|Cibona||Sinudyne Bologna||(15/12/1981) 121-91||(26/1/1982) 88-81|
|Hapoel Ramat Gan||Cibona||(12/1/1982) 85-81||(2/2/1982) 98-97|
|Stroitel||Cibona||(16/2/1982) 82-66||(23/2/1982) 92-66|
|Cibona||Real Madrid||(16/3/1982) Salle Henri Simonet (Bruxelles) 96-95|
The 1985 European Champions Cup victory
|CSKA Sofia||Cibona||(4/10/1984) 97-91||(11/10/1984) 89-73|
|Kisa-Toverit Helsinki||Cibona||(1/11/1984) 83-88||(8/11/1984) 102-95|
Semi-final group stage
|Cibona||Real Madrid||(6/12/1984) 99-90||(31/1/1985) 87-89|
|Granarolo Bologna||Cibona||(13/12/1984) 81-72||(20/2/1985) 96-89|
|Cibona||Maccabi Tel Aviv||(10/1/1985) 88-77||(28/2/1985) 88-87|

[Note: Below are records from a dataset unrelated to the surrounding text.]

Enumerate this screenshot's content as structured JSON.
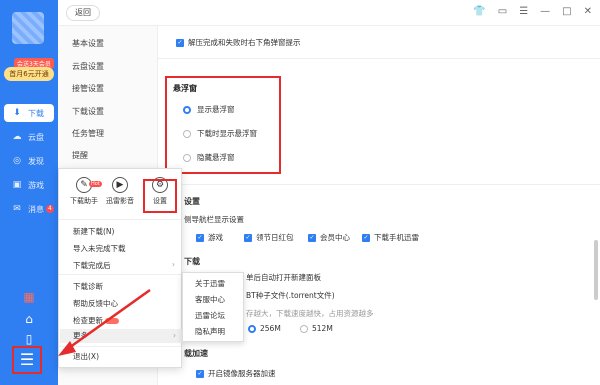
{
  "sidebar": {
    "promo_tag": "会送3天会员",
    "promo_text": "首月6元开通",
    "nav": [
      {
        "icon": "download-icon",
        "glyph": "⬇",
        "label": "下载",
        "active": true
      },
      {
        "icon": "cloud-icon",
        "glyph": "☁",
        "label": "云盘",
        "active": false
      },
      {
        "icon": "discover-icon",
        "glyph": "◎",
        "label": "发现",
        "active": false
      },
      {
        "icon": "gamepad-icon",
        "glyph": "▣",
        "label": "游戏",
        "active": false
      },
      {
        "icon": "message-icon",
        "glyph": "✉",
        "label": "消息",
        "active": false,
        "badge": "4"
      }
    ],
    "menu_glyph": "☰"
  },
  "topbar": {
    "back_label": "返回",
    "icons": [
      "shirt-icon",
      "message-icon",
      "menu-icon",
      "minimize-icon",
      "maximize-icon",
      "close-icon"
    ]
  },
  "settings_nav": [
    "基本设置",
    "云盘设置",
    "接管设置",
    "下载设置",
    "任务管理",
    "提醒"
  ],
  "content": {
    "unzip_check": "解压完成和失败时右下角弹窗提示",
    "float_section": {
      "title": "悬浮窗",
      "options": [
        "显示悬浮窗",
        "下载时显示悬浮窗",
        "隐藏悬浮窗"
      ],
      "selected": 0
    },
    "partial_lines": {
      "settings_header": "设置",
      "nav_bar": "侧导航栏显示设置",
      "games": "游戏",
      "red_packet": "领节日红包",
      "vip": "会员中心",
      "mobile": "下载手机迅雷",
      "download": "下载",
      "auto_open": "单后自动打开新建面板",
      "torrent": "BT种子文件(.torrent文件)",
      "cache_note": "存越大，下载速度越快，占用资源越多",
      "mem_256": "256M",
      "mem_512": "512M",
      "speedup": "载加速",
      "mirror": "开启镜像服务器加速"
    }
  },
  "popup": {
    "tools": [
      {
        "icon": "download-helper-icon",
        "label": "下载助手",
        "badge": "Hot"
      },
      {
        "icon": "xunlei-video-icon",
        "label": "迅雷影音"
      },
      {
        "icon": "settings-icon",
        "label": "设置"
      }
    ],
    "items": [
      {
        "label": "新建下载(N)"
      },
      {
        "label": "导入未完成下载"
      },
      {
        "label": "下载完成后",
        "arrow": true
      },
      {
        "label": "下载诊断"
      },
      {
        "label": "帮助反馈中心"
      },
      {
        "label": "检查更新",
        "new": true
      },
      {
        "label": "更多",
        "arrow": true,
        "highlight": true
      },
      {
        "label": "退出(X)"
      }
    ]
  },
  "submenu": [
    "关于迅雷",
    "客服中心",
    "迅雷论坛",
    "隐私声明"
  ]
}
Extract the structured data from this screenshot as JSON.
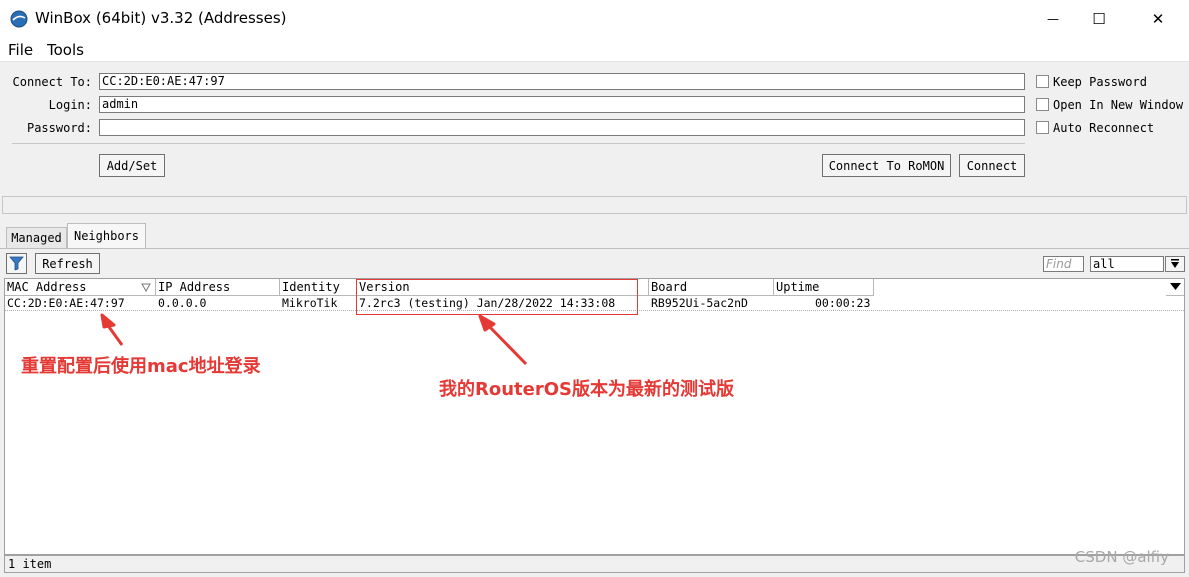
{
  "window": {
    "title": "WinBox (64bit) v3.32 (Addresses)",
    "minimize_glyph": "—",
    "maximize_glyph": "☐",
    "close_glyph": "✕"
  },
  "menu": {
    "file": "File",
    "tools": "Tools"
  },
  "form": {
    "connect_to_label": "Connect To:",
    "connect_to_value": "CC:2D:E0:AE:47:97",
    "login_label": "Login:",
    "login_value": "admin",
    "password_label": "Password:",
    "password_value": "",
    "keep_password": "Keep Password",
    "open_new_window": "Open In New Window",
    "auto_reconnect": "Auto Reconnect",
    "add_set": "Add/Set",
    "connect_romon": "Connect To RoMON",
    "connect": "Connect"
  },
  "tabs": {
    "managed": "Managed",
    "neighbors": "Neighbors"
  },
  "toolbar": {
    "refresh": "Refresh",
    "find_placeholder": "Find",
    "filter_value": "all"
  },
  "table": {
    "columns": [
      "MAC Address",
      "IP Address",
      "Identity",
      "Version",
      "Board",
      "Uptime"
    ],
    "rows": [
      {
        "mac": "CC:2D:E0:AE:47:97",
        "ip": "0.0.0.0",
        "identity": "MikroTik",
        "version": "7.2rc3 (testing) Jan/28/2022 14:33:08",
        "board": "RB952Ui-5ac2nD",
        "uptime": "00:00:23"
      }
    ]
  },
  "annotations": {
    "mac_note": "重置配置后使用mac地址登录",
    "version_note": "我的RouterOS版本为最新的测试版",
    "color": "#e53935"
  },
  "status": {
    "count": "1 item"
  },
  "watermark": "CSDN @alfiy"
}
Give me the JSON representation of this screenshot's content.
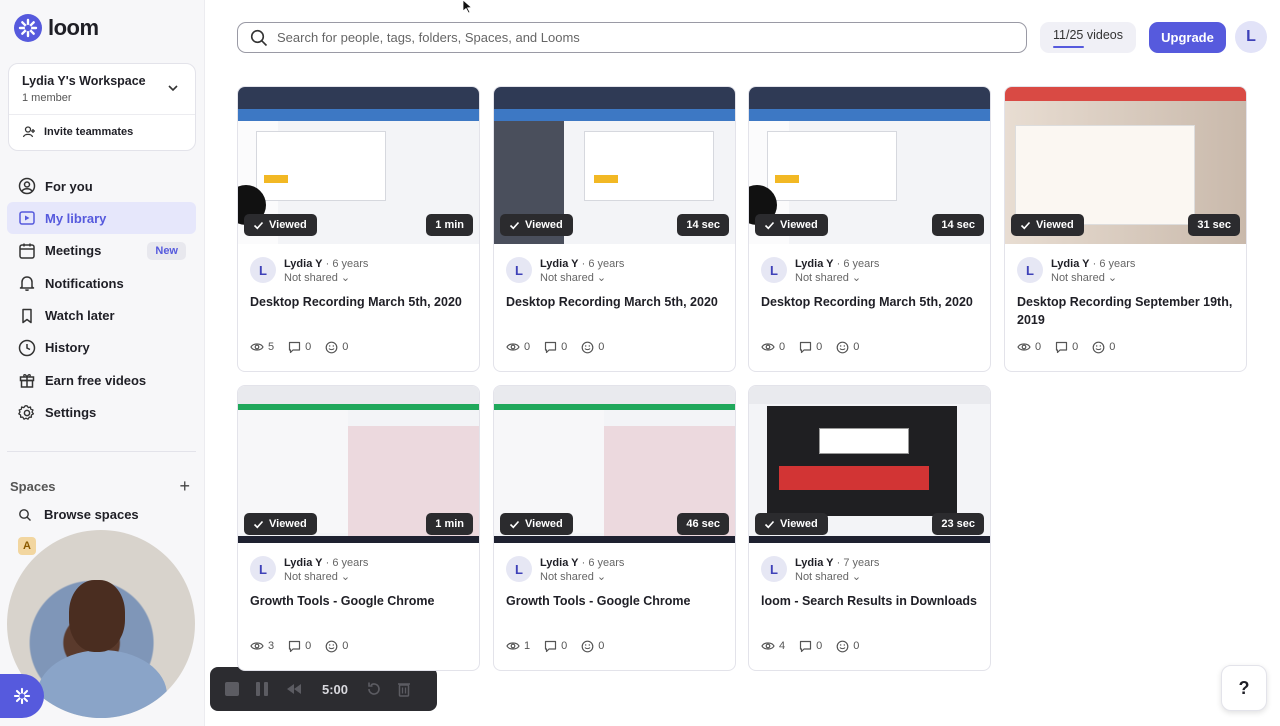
{
  "brand": {
    "name": "loom",
    "accent": "#565add"
  },
  "workspace": {
    "name": "Lydia Y's Workspace",
    "members": "1 member",
    "invite": "Invite teammates"
  },
  "nav": [
    {
      "label": "For you",
      "icon": "user-circle-icon"
    },
    {
      "label": "My library",
      "icon": "library-icon",
      "active": true
    },
    {
      "label": "Meetings",
      "icon": "calendar-icon",
      "badge": "New"
    },
    {
      "label": "Notifications",
      "icon": "bell-icon"
    },
    {
      "label": "Watch later",
      "icon": "bookmark-icon"
    },
    {
      "label": "History",
      "icon": "clock-icon"
    },
    {
      "label": "Earn free videos",
      "icon": "gift-icon"
    },
    {
      "label": "Settings",
      "icon": "gear-icon"
    }
  ],
  "spaces": {
    "heading": "Spaces",
    "browse": "Browse spaces",
    "item_partial": "A"
  },
  "search": {
    "placeholder": "Search for people, tags, folders, Spaces, and Looms"
  },
  "header": {
    "count": "11/25 videos",
    "count_progress": 0.44,
    "upgrade": "Upgrade",
    "avatar": "L"
  },
  "recorder": {
    "time": "5:00"
  },
  "help": {
    "label": "?"
  },
  "videos": [
    {
      "title": "Desktop Recording March 5th, 2020",
      "duration": "1 min",
      "owner": "Lydia Y",
      "age": "6 years",
      "sharing": "Not shared",
      "views": "5",
      "comments": "0",
      "reactions": "0",
      "viewed": "Viewed",
      "avatar": "L"
    },
    {
      "title": "Desktop Recording March 5th, 2020",
      "duration": "14 sec",
      "owner": "Lydia Y",
      "age": "6 years",
      "sharing": "Not shared",
      "views": "0",
      "comments": "0",
      "reactions": "0",
      "viewed": "Viewed",
      "avatar": "L"
    },
    {
      "title": "Desktop Recording March 5th, 2020",
      "duration": "14 sec",
      "owner": "Lydia Y",
      "age": "6 years",
      "sharing": "Not shared",
      "views": "0",
      "comments": "0",
      "reactions": "0",
      "viewed": "Viewed",
      "avatar": "L"
    },
    {
      "title": "Desktop Recording September 19th, 2019",
      "duration": "31 sec",
      "owner": "Lydia Y",
      "age": "6 years",
      "sharing": "Not shared",
      "views": "0",
      "comments": "0",
      "reactions": "0",
      "viewed": "Viewed",
      "avatar": "L"
    },
    {
      "title": "Growth Tools - Google Chrome",
      "duration": "1 min",
      "owner": "Lydia Y",
      "age": "6 years",
      "sharing": "Not shared",
      "views": "3",
      "comments": "0",
      "reactions": "0",
      "viewed": "Viewed",
      "avatar": "L"
    },
    {
      "title": "Growth Tools - Google Chrome",
      "duration": "46 sec",
      "owner": "Lydia Y",
      "age": "6 years",
      "sharing": "Not shared",
      "views": "1",
      "comments": "0",
      "reactions": "0",
      "viewed": "Viewed",
      "avatar": "L"
    },
    {
      "title": "loom - Search Results in Downloads",
      "duration": "23 sec",
      "owner": "Lydia Y",
      "age": "7 years",
      "sharing": "Not shared",
      "views": "4",
      "comments": "0",
      "reactions": "0",
      "viewed": "Viewed",
      "avatar": "L"
    }
  ]
}
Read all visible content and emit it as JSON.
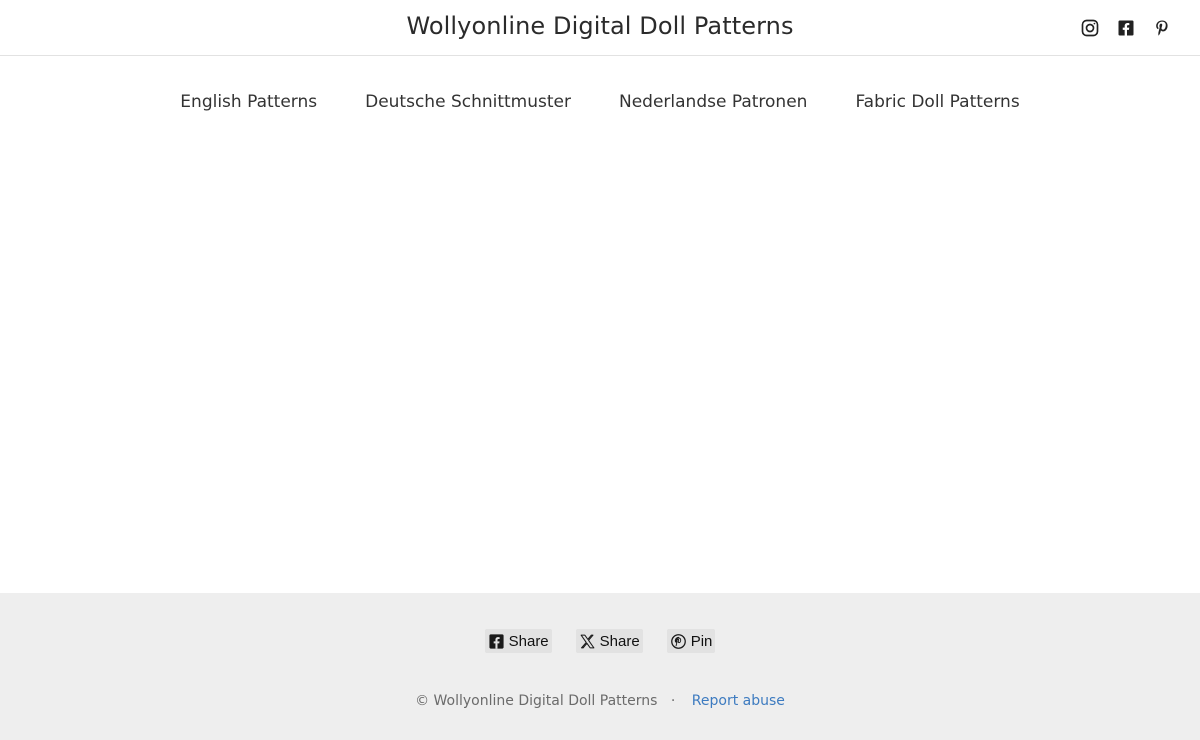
{
  "header": {
    "site_title": "Wollyonline Digital Doll Patterns",
    "social": [
      {
        "name": "instagram-icon"
      },
      {
        "name": "facebook-icon"
      },
      {
        "name": "pinterest-icon"
      }
    ]
  },
  "nav": {
    "items": [
      {
        "label": "English Patterns"
      },
      {
        "label": "Deutsche Schnittmuster"
      },
      {
        "label": "Nederlandse Patronen"
      },
      {
        "label": "Fabric Doll Patterns"
      }
    ]
  },
  "footer": {
    "share": [
      {
        "label": "Share",
        "icon": "facebook-icon"
      },
      {
        "label": "Share",
        "icon": "x-icon"
      },
      {
        "label": "Pin",
        "icon": "pinterest-icon"
      }
    ],
    "copyright": "© Wollyonline Digital Doll Patterns",
    "separator": "·",
    "report_abuse": "Report abuse",
    "link_color": "#3d7bc0",
    "background": "#eeeeee"
  }
}
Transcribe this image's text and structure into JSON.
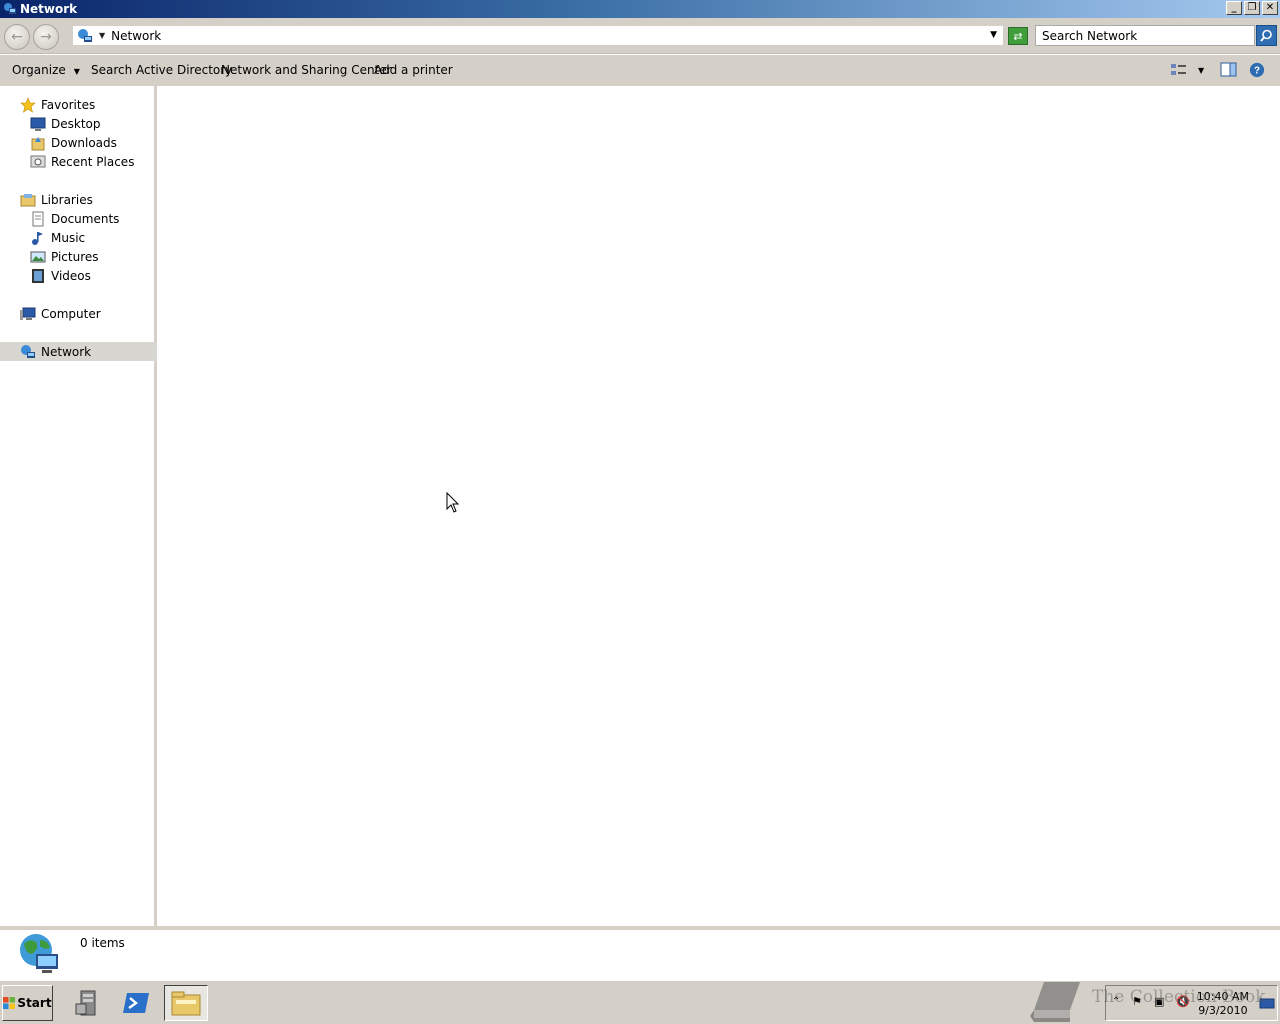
{
  "window": {
    "title": "Network"
  },
  "address": {
    "crumb": "Network"
  },
  "search": {
    "placeholder": "Search Network"
  },
  "commands": {
    "organize": "Organize",
    "search_ad": "Search Active Directory",
    "nsc": "Network and Sharing Center",
    "add_printer": "Add a printer"
  },
  "nav": {
    "favorites": {
      "label": "Favorites",
      "items": [
        "Desktop",
        "Downloads",
        "Recent Places"
      ]
    },
    "libraries": {
      "label": "Libraries",
      "items": [
        "Documents",
        "Music",
        "Pictures",
        "Videos"
      ]
    },
    "computer": "Computer",
    "network": "Network"
  },
  "status": {
    "items": "0 items"
  },
  "taskbar": {
    "start": "Start",
    "time": "10:40 AM",
    "date": "9/3/2010"
  },
  "watermark": {
    "text": "The Collection Book"
  }
}
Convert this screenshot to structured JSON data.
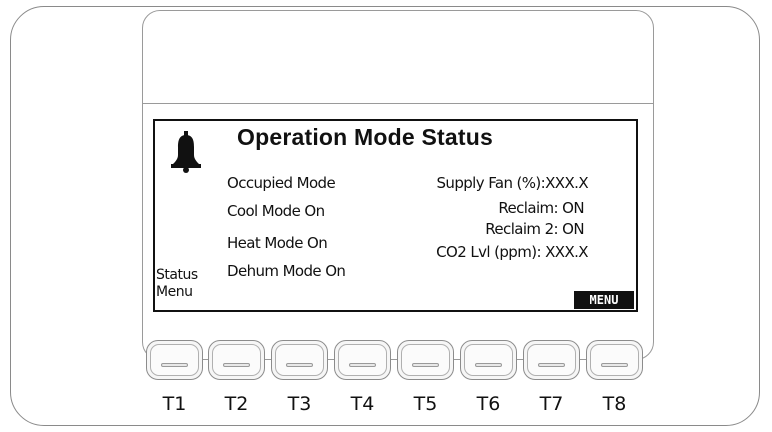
{
  "screen": {
    "title": "Operation Mode Status",
    "left_items": [
      "Occupied Mode",
      "Cool Mode On",
      "Heat Mode On",
      "Dehum Mode On"
    ],
    "right_items": [
      "Supply Fan (%):XXX.X",
      "Reclaim: ON",
      "Reclaim 2: ON",
      "CO2 Lvl (ppm): XXX.X"
    ],
    "status_menu": [
      "Status",
      "Menu"
    ],
    "menu_button": "MENU",
    "alarm_icon": "bell-icon"
  },
  "soft_keys": [
    "T1",
    "T2",
    "T3",
    "T4",
    "T5",
    "T6",
    "T7",
    "T8"
  ]
}
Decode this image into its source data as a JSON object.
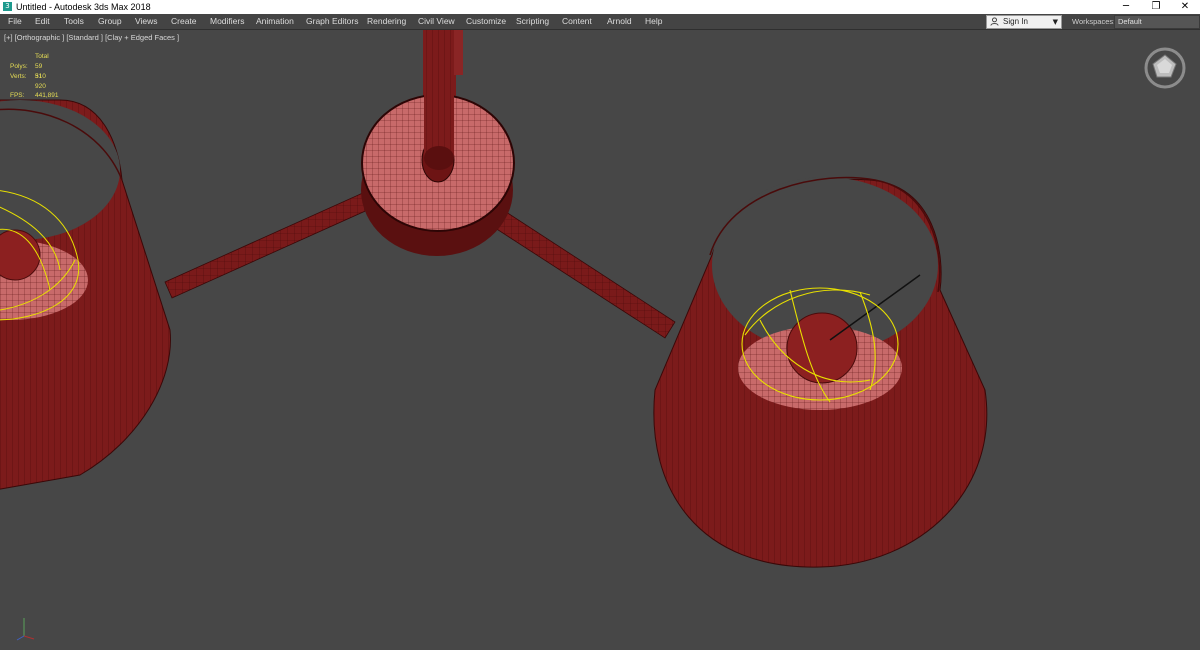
{
  "window": {
    "title": "Untitled - Autodesk 3ds Max 2018",
    "app_icon_glyph": "3",
    "minimize_glyph": "─",
    "restore_glyph": "❐",
    "close_glyph": "✕"
  },
  "menu": {
    "items": [
      "File",
      "Edit",
      "Tools",
      "Group",
      "Views",
      "Create",
      "Modifiers",
      "Animation",
      "Graph Editors",
      "Rendering",
      "Civil View",
      "Customize",
      "Scripting",
      "Content",
      "Arnold",
      "Help"
    ]
  },
  "account": {
    "sign_in_label": "Sign In",
    "caret_glyph": "▼",
    "workspaces_label": "Workspaces:",
    "workspaces_value": "Default"
  },
  "viewport": {
    "label": "[+] [Orthographic ] [Standard ] [Clay + Edged Faces ]",
    "stats": {
      "header": "Total",
      "polys_label": "Polys:",
      "polys_value": "59 510",
      "verts_label": "Verts:",
      "verts_value": "31 920",
      "fps_label": "FPS:",
      "fps_value": "441,891"
    }
  },
  "colors": {
    "viewport_bg": "#474747",
    "mesh_fill": "#7a1a1a",
    "mesh_edge": "#3a0808",
    "light_gizmo": "#e8e000",
    "stats_text": "#e6dd55"
  },
  "icons": {
    "user": "user-icon",
    "viewcube": "viewcube-icon",
    "axis": "axis-tripod-icon"
  }
}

|Banco di Roma Virtus||Cibona||(16/1/1985) 89-87||(6/3/1985) 97-83|
|Cibona||CSKA Moscow||(23/1/1985) 95-77||(14/3/1985) 65-71|
|Cibona||Real Madrid||(3/4/1985) Peace and Friendship Stadium (Piraeus, Athens) 87-78|
The 1986 European Champions Cup victory
|Galatasaray||Cibona||(3/10/1985) 97-110||(10/10/1985) 121-106|
|Klosterneuburg||Cibona||(31/10/1985) 83-98||(7/11/1985) 85-70|
Semi-final group stage
|Cibona||Maccabi Tel Aviv||(4/12/1985) 90-86||(30/1/1986) 105-102|
|Cibona||Simac Milano||(11/12/1985) 111-95||(19/2/1986) 90-66|
|Žalgiris||Cibona||(9/1/1986) 94-91||(27/2/1986) 99-90|
|Real Madrid||Cibona||(16/1/1986) 91-108||(5/3/1986) 88-81|
|Cibona||Limoges CSP||(22/1/1986) 116-106||(12/3/1986) 95-106|
|Cibona||Žalgiris||(3/4/1986) Sportcsarnok (Budapest) 94-82|
The 1987 Saporta Cup victory
Quarter-final group stage
|Cibona||Scavolini Pesaro||(3/12/1986) 123-99||(14/1/1987) 82-83|
|Maes Pils Mechelen||Cibona||(9/12/1986) 98-121||(20/1/1987) 130-90|
|Efes Pilsen||Cibona||(6/1/1987) 70-86||(27/1/1987) 125-78|
|ASVEL||Cibona||(17/2/1987) 82-98||(24/2/1987) 109-93|
|Cibona||Scavolini Pesaro||(17/3/1987) Dvorana SPC Vojvodina (Novi Sad) 89-74|
|Wikimedia Commons has media related to KK Cibona.|
- Official website (Croatian)
- KK Cibona at Eurobasket.com
- Cibona vs Real Madrid 1985 European Champions Cup Final